I remember journaling to get in touch with my Inner Child’s feelings. In my first communication, she told me that she thought that I was very boring and that spending time with anyone else would be more exciting than spending time with me. She said that she felt completely alone in this life. Even when we were together, she felt disconnected from the whole world and experienced that no one knew or cared if she was dead or alive.
Weekends, mornings and late nights were her worst times. She was in constant pain and had little self-esteem, feeling not enough in any number of ways. Through lots of crying and desolate loneliness, I finally came up with some suggestions for how we might play together. The first one was to paint. I would take large canvases and just let her throw paint and express herself. My fingers and anything else around were fair game for our creative endeavor.
Don’t get me wrong. This may sound like we were having great fun, but that would be very misleading. At first, it was just one step above pain—just OK and nothing more. However, I was willing to accept this baby step. We have continued to build our relationship in other projects, such as sculpting, painting and jewelry making, which even to this day are rewarding for us both.
Developing a bond with my Inner Child was not an overnight process. Her self-esteem was so low. I remember thinking for quite a long time that all the positive things I was doing were not building much of anything. It felt like there was a hole in the bottom of her boat.
At first, your Inner Child might react like a dog that has been beaten. When you put out your hand, she cowers. It can take awhile for an abused dog to trust that you are consistently going to be there for her and not hurt her. Therefore, when forming a relationship with your Inner Child, my advice is to stay with it and don’t get discouraged. Every kind move you extend toward her does count and is making a difference, whether you see it or not. I patiently attended to her as long as she needed it, not expecting her to feel strong right away.
Everyone encounters situations that have not turned out the way they wanted. I grieved for the part of my Inner Child whose dreams got dampened. Now she often lets me know when things are not right, and I have learned to listen and respect her. I find great wisdom in her feelings and gut responses. Her emotional state is directly connected to my eating and to my body.

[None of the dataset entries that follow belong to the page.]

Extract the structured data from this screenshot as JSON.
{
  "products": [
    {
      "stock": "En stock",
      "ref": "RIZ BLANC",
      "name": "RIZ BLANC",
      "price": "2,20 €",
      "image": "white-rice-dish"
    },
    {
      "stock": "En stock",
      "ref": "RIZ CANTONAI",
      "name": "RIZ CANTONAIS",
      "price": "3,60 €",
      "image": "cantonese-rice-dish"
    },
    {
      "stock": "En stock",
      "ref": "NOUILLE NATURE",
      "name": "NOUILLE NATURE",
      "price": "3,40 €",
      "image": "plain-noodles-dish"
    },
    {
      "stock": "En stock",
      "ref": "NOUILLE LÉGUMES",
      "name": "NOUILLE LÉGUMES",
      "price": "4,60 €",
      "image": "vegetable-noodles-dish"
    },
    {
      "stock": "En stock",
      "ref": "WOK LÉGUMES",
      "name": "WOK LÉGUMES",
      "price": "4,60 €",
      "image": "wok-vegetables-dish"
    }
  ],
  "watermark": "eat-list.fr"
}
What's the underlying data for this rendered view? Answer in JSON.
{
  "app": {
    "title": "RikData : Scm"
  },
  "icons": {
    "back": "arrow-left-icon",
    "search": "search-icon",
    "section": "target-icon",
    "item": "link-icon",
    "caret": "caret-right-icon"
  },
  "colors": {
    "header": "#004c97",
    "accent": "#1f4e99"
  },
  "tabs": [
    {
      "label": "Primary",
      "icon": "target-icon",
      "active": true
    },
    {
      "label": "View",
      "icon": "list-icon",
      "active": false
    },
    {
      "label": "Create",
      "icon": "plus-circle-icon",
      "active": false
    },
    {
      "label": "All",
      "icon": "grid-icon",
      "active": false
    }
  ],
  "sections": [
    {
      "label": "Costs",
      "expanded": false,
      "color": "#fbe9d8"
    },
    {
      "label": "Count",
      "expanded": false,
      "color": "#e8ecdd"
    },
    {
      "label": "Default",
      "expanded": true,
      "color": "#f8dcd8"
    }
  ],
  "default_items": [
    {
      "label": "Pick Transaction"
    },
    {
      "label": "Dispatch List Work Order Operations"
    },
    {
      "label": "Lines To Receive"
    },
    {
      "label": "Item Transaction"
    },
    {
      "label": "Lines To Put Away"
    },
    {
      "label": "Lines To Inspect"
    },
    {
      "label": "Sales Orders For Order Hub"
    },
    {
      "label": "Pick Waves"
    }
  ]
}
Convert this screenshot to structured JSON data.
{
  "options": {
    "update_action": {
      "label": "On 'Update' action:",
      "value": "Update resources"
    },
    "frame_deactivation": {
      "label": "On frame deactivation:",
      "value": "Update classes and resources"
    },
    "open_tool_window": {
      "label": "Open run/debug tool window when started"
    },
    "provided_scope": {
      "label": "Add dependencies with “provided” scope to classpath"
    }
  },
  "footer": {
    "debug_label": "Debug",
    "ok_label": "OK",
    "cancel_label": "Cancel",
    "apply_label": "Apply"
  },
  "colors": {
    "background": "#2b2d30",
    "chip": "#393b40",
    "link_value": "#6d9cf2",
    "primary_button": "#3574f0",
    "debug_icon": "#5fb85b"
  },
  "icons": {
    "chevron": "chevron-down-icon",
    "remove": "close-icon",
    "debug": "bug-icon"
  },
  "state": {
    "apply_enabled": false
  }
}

For example, I noticed over the years that when I broke up with a man, I went straight for a binge of candy and ice cream. It was my symbolic way of giving myself the love I was not getting. Feeling rejected and abandoned, I temporarily soothed the pain with something I could give myself. (pg 89 Freedom From Food)